IBM also pledges support for open source database on its System i.
A Google engineer reported on his blog last week the availability of enhancements to MySQL, the popular open source database. The report came just as about 1,500 customers convened for the MySQL user group conference at the Santa Clara Convention Center, a few miles from Google's Mountain View, Calif., headquarters.
For Google, the release of such enhancements is unusual because it has seldom supplied any of its changes to open source code in the past, a bone of contention with the open source communities that have provided Linux, Apache, and much of the code on which Google is built. For MySQL, it's a big boost. "This isn't a contribution from somebody who tried something on a weekend," says Zack Urlocker, VP of products for MySQL AB, the company that supports MySQL. Urlocker says Google's changes are likely to find their way into future MySQL releases. "This is from a significant user of MySQL, and [the enhancements] are used every day at Google."
Google doesn't use MySQL in search, but its YouTube subsidiary depends on the database to manage uploaded video, user comments, ratings, and user profiles. Google improved the open source system's replication and mirroring procedures to ensure constant video and data availability at YouTube. Google also uses MySQL in back-end applications, and its mirroring enhancements mean a MySQL database can fail and a backup system will take its place in one second or less. Restarting a solitary database and recovering data after system failure can take from a few minutes to many hours.
TIMING IS EVERYTHING
MySQL AB changed its contributor license pact last November to make it easier--and safer--to incorporate donations to MySQL from outsiders. A contributor has to document the origins of the code submitted so that MySQL AB can indemnify its customers against patent or copyright challenges.
>> Improved MySQL's replication procedures across multiple systems
>> Expanded MySQL's ability to mirror itself
>> MySQL will be certified to run on i5OS, the operating system for IBM's System i, formerly known as AS/400
MySQL emerged from the open source community as a read-only database and caught on because of its ability to speedily serve up Web pages at sites such as Slashdot. The MySQL developers added a storage engine, where changes to data could be stored, based on another open source product, InnoDB. Google's upgrades involve enhancements to the InnoDB part of MySQL, so it can keep two distinct database systems tightly in step. With Google's "semisynchronous" replication, a set of changes to data are acknowledged as implemented in a subsidiary database before the primary database commits to them itself.
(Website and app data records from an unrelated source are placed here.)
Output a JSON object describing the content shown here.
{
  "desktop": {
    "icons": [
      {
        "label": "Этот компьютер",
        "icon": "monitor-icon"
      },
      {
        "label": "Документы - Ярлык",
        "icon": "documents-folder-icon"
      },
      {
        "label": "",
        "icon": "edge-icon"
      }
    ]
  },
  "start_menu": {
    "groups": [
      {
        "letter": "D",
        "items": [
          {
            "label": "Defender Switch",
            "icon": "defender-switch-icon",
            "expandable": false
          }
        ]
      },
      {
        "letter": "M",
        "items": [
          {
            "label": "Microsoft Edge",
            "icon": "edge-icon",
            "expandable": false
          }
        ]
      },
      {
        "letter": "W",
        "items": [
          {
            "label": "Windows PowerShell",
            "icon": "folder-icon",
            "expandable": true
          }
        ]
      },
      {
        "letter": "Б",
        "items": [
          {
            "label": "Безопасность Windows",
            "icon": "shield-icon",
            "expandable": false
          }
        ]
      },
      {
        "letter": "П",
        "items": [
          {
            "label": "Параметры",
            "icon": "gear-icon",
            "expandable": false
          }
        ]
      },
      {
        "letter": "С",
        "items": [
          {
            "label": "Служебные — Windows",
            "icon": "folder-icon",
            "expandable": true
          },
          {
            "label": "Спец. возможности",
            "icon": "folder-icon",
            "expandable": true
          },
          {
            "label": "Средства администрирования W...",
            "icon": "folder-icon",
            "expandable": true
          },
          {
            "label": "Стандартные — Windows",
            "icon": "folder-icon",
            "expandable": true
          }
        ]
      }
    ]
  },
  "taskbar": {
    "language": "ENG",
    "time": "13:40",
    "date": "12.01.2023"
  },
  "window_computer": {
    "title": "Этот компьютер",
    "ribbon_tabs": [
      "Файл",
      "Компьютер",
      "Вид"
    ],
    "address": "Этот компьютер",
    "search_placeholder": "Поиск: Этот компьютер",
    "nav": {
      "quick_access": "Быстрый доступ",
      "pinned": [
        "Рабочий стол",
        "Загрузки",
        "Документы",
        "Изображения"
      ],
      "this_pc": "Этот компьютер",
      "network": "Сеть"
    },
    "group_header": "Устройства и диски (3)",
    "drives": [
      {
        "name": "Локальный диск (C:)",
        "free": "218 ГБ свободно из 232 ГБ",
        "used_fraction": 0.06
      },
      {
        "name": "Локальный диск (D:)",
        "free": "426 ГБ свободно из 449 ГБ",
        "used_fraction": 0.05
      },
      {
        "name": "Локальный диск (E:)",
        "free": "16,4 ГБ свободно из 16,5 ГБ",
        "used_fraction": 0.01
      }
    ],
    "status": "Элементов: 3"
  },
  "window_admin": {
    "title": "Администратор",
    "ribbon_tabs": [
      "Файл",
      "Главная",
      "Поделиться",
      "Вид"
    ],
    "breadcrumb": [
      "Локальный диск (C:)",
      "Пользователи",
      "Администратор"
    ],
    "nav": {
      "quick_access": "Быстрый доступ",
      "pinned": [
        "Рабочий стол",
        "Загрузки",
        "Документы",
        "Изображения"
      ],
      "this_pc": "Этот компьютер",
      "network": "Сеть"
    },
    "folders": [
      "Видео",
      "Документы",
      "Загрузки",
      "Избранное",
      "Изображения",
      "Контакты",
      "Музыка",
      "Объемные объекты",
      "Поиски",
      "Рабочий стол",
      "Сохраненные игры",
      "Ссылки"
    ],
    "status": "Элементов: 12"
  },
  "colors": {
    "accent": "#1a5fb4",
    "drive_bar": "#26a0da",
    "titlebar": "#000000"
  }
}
That ensures that a recent update will be available in a subsidiary database if the primary one fails.
MySQL's standard-issue system implements replication in a different, asynchronous manner and, while efficient, the process leaves open the possibility that the two systems will fall out of step if replication fails.
MySQL hasn't displaced the leading databases, Oracle and DB2, in most production settings, but among developers its use has grown rapidly. A survey by market researcher Evans Data indicates MySQL is second only to Microsoft's SQL Server as the developers' database of choice, used by 40% of the 517 respondents.
And Google isn't MySQL's only friend. At the user group conference last week, MySQL AB and IBM announced support for the database on IBM's System i, with DB2 running underneath it as the storage engine instead of InnoDB. MySQL will be certified to run on i5OS, the operating system for System i, formerly known as IBM's AS/400 midrange servers. "We hope this will open up an exciting new generation of online applications," said MySQL AB CEO Marten Mickos, "to take advantage of all the corporate data stored on one of the most reliable and secure platforms in the IT industry."
Building A Mobile Business MindsetAmong 688 respondents, 46% have deployed mobile apps, with an additional 24% planning to in the next year. Soon all apps will look like mobile apps – and it's past time for those with no plans to get cracking.
InformationWeek Tech Digest, Nov. 10, 2014Just 30% of respondents to our new survey say their companies are very or extremely effective at identifying critical data and analyzing it to make decisions, down from 42% in 2013. What gives?